Throughout it all is the spectre of The Centre... A being as old as the planet, powerful, telepathic, and malevolent. The Centre has decided that humanity is a threat to it's existence and it intends to wipe the planet clean of them. The only hope for defeating the Centre is if suspicions and prejudices can be overcome and ordinary mortals can work with super-beings; men in masks can trust those without them and vice-versa. It will either be the dawning of a new day or the final end of an old one.
My Take: The title of this movie is a little deceptive. Sure, a lot of the traditional members of the Justice League are in here but they aren't the Justice League... not yet. They are a collection of individual heroes who are struggling along doing what they can when and where they can.
Also, let's make this clear here right from the start -- this movie, despite being animated, is not for little kids. It has a PG-13 rating and there is blood and violence and some mild swearing. The comic book mini-series is also not for little kids as there is also some blood, violence, swearing and, even more than in the movie, some serious, serious topics discussed. Like lynching in the South and the entrenched bigotry of that era.
As for the film itself... Well, it's lovely. The animation echoes Darwyn Cooke's distinctive art style (which, admittedly, may not be to everyone's tastes but I find it great stuff) and the film boasts a stellar voice cast. David Boreanaz (Angel and Bones) voices Hal Jordan with a perfect cocky assurance. Lucy Lawless of Xena: Warrior Princess fame finally fulfills a lot of fans' dreams and gets to play Wonder Woman. Neil Patrick Harris does a great job as the earnest Flash and Miguel Ferrer turns in a measured performance as John Jones (A.K.A. the Martian Manhunter), and that's just the tip of the ice berg here.
I have to say, though, that I don't think Kyle McLachlan was the right choice to voice Superman and Jeremy Sisto just doesn't make a very forceful Batman for me -- he's not got enough darkness in his voice.
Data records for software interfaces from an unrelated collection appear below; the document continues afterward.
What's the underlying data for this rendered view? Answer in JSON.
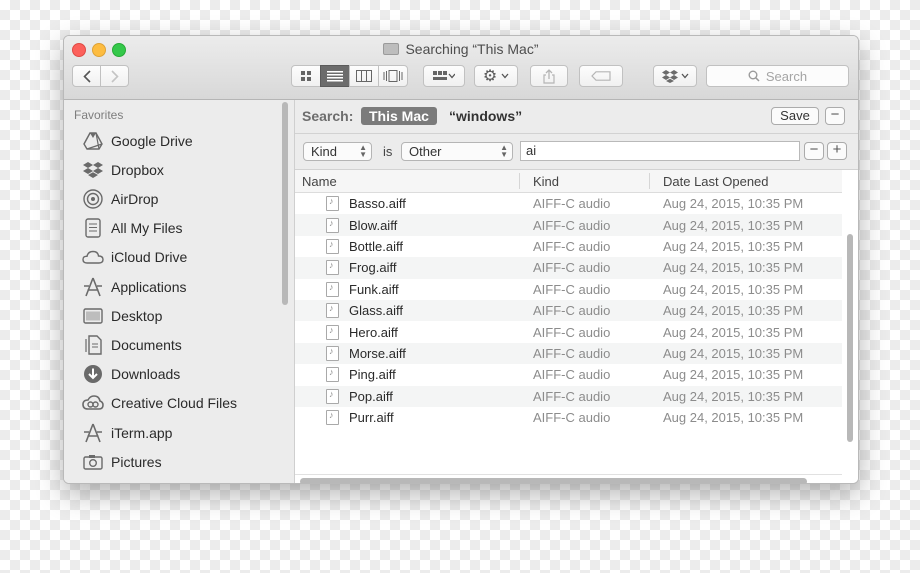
{
  "window": {
    "title": "Searching “This Mac”"
  },
  "toolbar": {
    "search_placeholder": "Search"
  },
  "sidebar": {
    "header": "Favorites",
    "items": [
      {
        "label": "Google Drive",
        "icon": "google-drive-icon"
      },
      {
        "label": "Dropbox",
        "icon": "dropbox-icon"
      },
      {
        "label": "AirDrop",
        "icon": "airdrop-icon"
      },
      {
        "label": "All My Files",
        "icon": "all-files-icon"
      },
      {
        "label": "iCloud Drive",
        "icon": "cloud-icon"
      },
      {
        "label": "Applications",
        "icon": "applications-icon"
      },
      {
        "label": "Desktop",
        "icon": "desktop-icon"
      },
      {
        "label": "Documents",
        "icon": "documents-icon"
      },
      {
        "label": "Downloads",
        "icon": "downloads-icon"
      },
      {
        "label": "Creative Cloud Files",
        "icon": "creative-cloud-icon"
      },
      {
        "label": "iTerm.app",
        "icon": "applications-icon"
      },
      {
        "label": "Pictures",
        "icon": "camera-icon"
      }
    ]
  },
  "search": {
    "label": "Search:",
    "scope_active": "This Mac",
    "scope_other": "“windows”",
    "save_label": "Save",
    "minus_label": "−"
  },
  "criteria": {
    "attribute": "Kind",
    "operator": "is",
    "value_type": "Other",
    "value_text": "ai",
    "minus_label": "−",
    "plus_label": "+"
  },
  "table": {
    "columns": [
      "Name",
      "Kind",
      "Date Last Opened"
    ],
    "rows": [
      {
        "name": "Basso.aiff",
        "kind": "AIFF-C audio",
        "date": "Aug 24, 2015, 10:35 PM"
      },
      {
        "name": "Blow.aiff",
        "kind": "AIFF-C audio",
        "date": "Aug 24, 2015, 10:35 PM"
      },
      {
        "name": "Bottle.aiff",
        "kind": "AIFF-C audio",
        "date": "Aug 24, 2015, 10:35 PM"
      },
      {
        "name": "Frog.aiff",
        "kind": "AIFF-C audio",
        "date": "Aug 24, 2015, 10:35 PM"
      },
      {
        "name": "Funk.aiff",
        "kind": "AIFF-C audio",
        "date": "Aug 24, 2015, 10:35 PM"
      },
      {
        "name": "Glass.aiff",
        "kind": "AIFF-C audio",
        "date": "Aug 24, 2015, 10:35 PM"
      },
      {
        "name": "Hero.aiff",
        "kind": "AIFF-C audio",
        "date": "Aug 24, 2015, 10:35 PM"
      },
      {
        "name": "Morse.aiff",
        "kind": "AIFF-C audio",
        "date": "Aug 24, 2015, 10:35 PM"
      },
      {
        "name": "Ping.aiff",
        "kind": "AIFF-C audio",
        "date": "Aug 24, 2015, 10:35 PM"
      },
      {
        "name": "Pop.aiff",
        "kind": "AIFF-C audio",
        "date": "Aug 24, 2015, 10:35 PM"
      },
      {
        "name": "Purr.aiff",
        "kind": "AIFF-C audio",
        "date": "Aug 24, 2015, 10:35 PM"
      }
    ]
  },
  "colors": {
    "close": "#fc605b",
    "minimize": "#fdbc40",
    "maximize": "#34c84a",
    "scope_bg": "#7b7b7b"
  }
}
That aside... I have to be honest... I just CAN'T fairly evaluate this film. In many places it is an almost exact adaptation of scenes from Darwyn Cooke's mini-series BUT the movie clocking in at 1 hour and 15 minutes leaves a lot of Cooke's original story out. And I mean a LOT. I love New Frontier and when watching the film I find myself automatically filling in the parts of the story from the comic books which aren't in the film. So I really just can't say whether the film actually hangs together and makes sense or not. I can say that, while I understand the need to cut the original story down to fit it into the animated film I wish they had not done it.
In the end Justice League: The New Frontier is great as a COMPANION PIECE to the original work by Darwyn Cooke but I just don't think the film stands up well on it's own.
Let me urge you, however, if you have not yet read New Frontier find a copy at your local library and check it out (and if your local library doesn't have a copy of it then pester them to buy one because they SHOULD have a copy of this!). You don't need to be a big DC Comics fan to follow the story nor do you have to be a historian to get it. The series has been collected now a couple of times into handy, single edition books so you don't even have to worry about reading it in installments. The story is sweeping and epic and yet personal at the same time and Cooke really brings home the humanity of all these characters.
Then, once you've read the graphic novel go and rent this movie.